LIKE other key Asian markets, Singapore shares opened sharply lower on Thursday in a sea of red as Wall Street slumped on concerns that a trade war is heating up as financial conditions tighten, dampening the outlook for profits.
On Wednesday, the S&P 500 stock index fell more than 3 per cent, its biggest one-day fall since February.
At 10am, Singapore's Straits Times Index (STI) was down 2.6 per cent or 79.89 points at 3,051.59. The STI has not traded below Thursday's open of 3,074.77 since February 2017, and has fallen about 6 per cent since closing at 3,263 early last week.
CMC's Maragret Yang said that market participants were also waiting on the Monetary Authority of Singapore's biannual policy announcement to paint a clearer picture of the policy outlook.
Among index-listed stocks, Venture Corp shares were trading lower by S$0.79 or 4.7 per cent at S$15.95; Genting Singapore shares were down S$0.045 or 4.5 per cent at S$0.955; and Yangzijiang shares traded down S$0.05 or 4.0 per cent at S$1.20.
Financials faired little better with DBS shares down S$0.52 or 2.1 per cent at S$24.43; OCBC Bank shares were lower by S$0.31 or 2.8 per cent at S$10.64; and UOB slipped S$0.67 or 2.6 per cent at S$25.21.
In regional markets, the Shanghai Composite Index sank 2.6 per cent, while the Hang Seng in Hong Kong tumbled 3.4 per cent.
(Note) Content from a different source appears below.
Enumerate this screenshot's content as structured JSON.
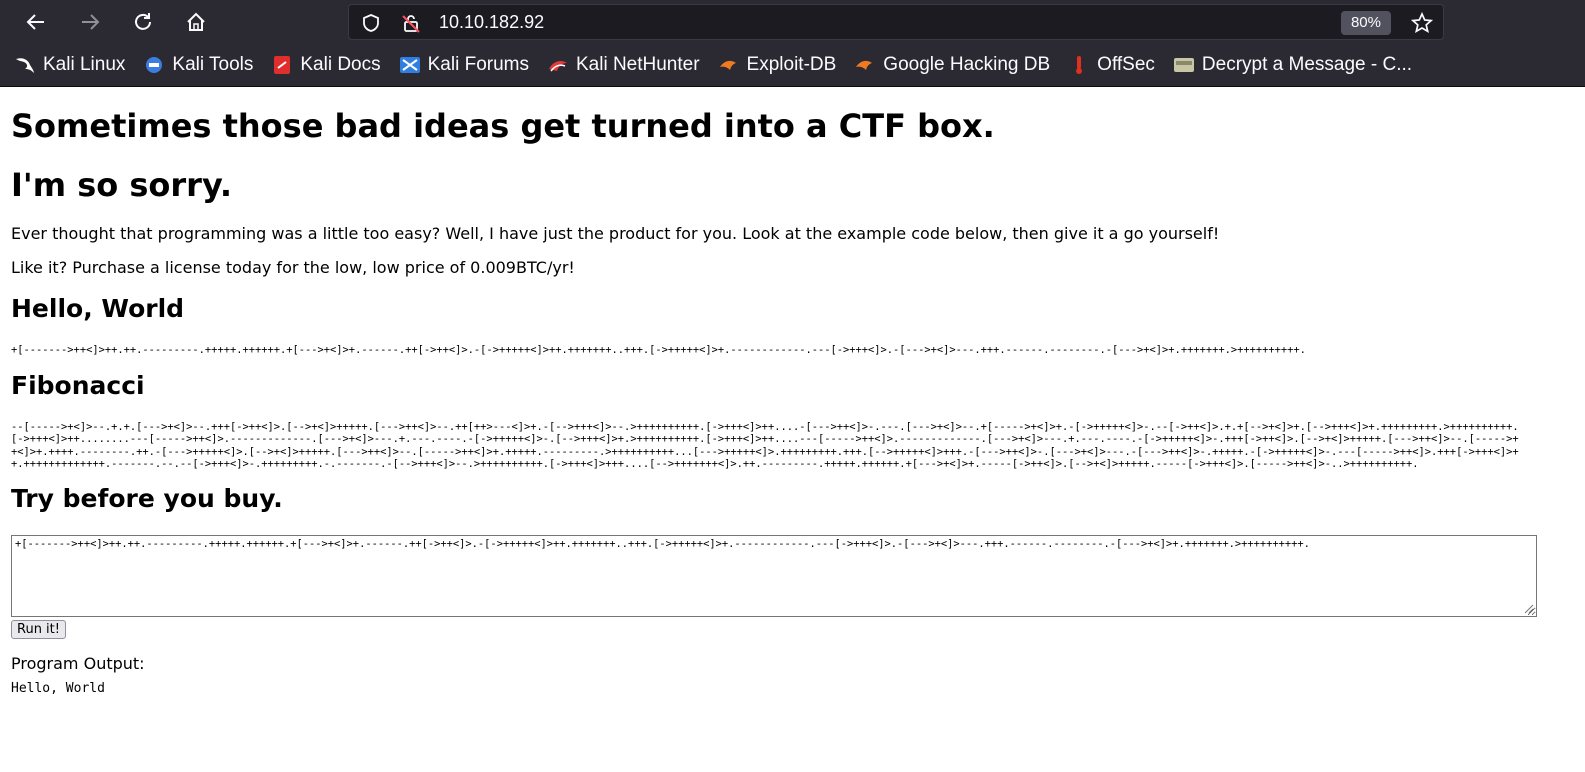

Australia's ASX 200 dropped 2.1 per cent, while South Korea's Kospi slid 2.8 per cent. Japan's benchmark Nikkei stock average has also dropped more than 3.4 per cent in early trading.
Stephen Innes, head of trading at Oanda, said: "The markets are fraught with peril as the focus not too unexpectedly remains on US equity and bond markets. And while there is not one plausible explanation for the latest equity tumult, the horrible intersection of risk aversion due to escalating US-China tensions and rising US rates has spooked out investors overnight triggering abroad selloff which took the S&P 500 to the lowest level since February."
This, Mr Innes said, was not helped by the CBOE Volatility Index rising above 20 before closing at 22.96, the highest since late March "which triggered more than just a wave of profit taking; investors were genuinely panicked". "All of which has investors cowering trying to determine if this is a case of risk aversion of the beginning of a massive correction."
Among currencies, the US dollar rose against the Singapore dollar to 1.384 per US dollar. One euro was worth S$1.589 in spot markets. The greenback was worth A$1.411 per US dollar, and the Japanese yen at US$1 to 113.1 yen.
UOB noted in its market overview by its global economics and markets research team that Asian currencies are likely to remain on the defensive for Thursday although "the overnight steep plunge in US equities may result in some follow through US dollar weakness on the pull back in 10 year US Treasuries yield below 3.2 per cent".
"More importantly, Asian currencies are likely to continue to take their cue from the Chinese yuan. And the yuan remains cautious ahead of the US Treasury’s 'FX Practices' report next week as well as repeated comments from the US Treasury expressing concerns over recent weakness in the yuan," UOB added.
Meanwhile, DBS Group Research analysts said: "Emerging market and Asia risky assets have sold off significantly over the past few months on the back of tighter higher US dollar rates and trade war worries. However, respite is not apparent just yet. Emerging market and Asia assets would come under further pressure if US equities sink further... Unlike a few months ago, emerging Asian currencies are finding it harder to shake off the multiple risks to the region’s economies and markets."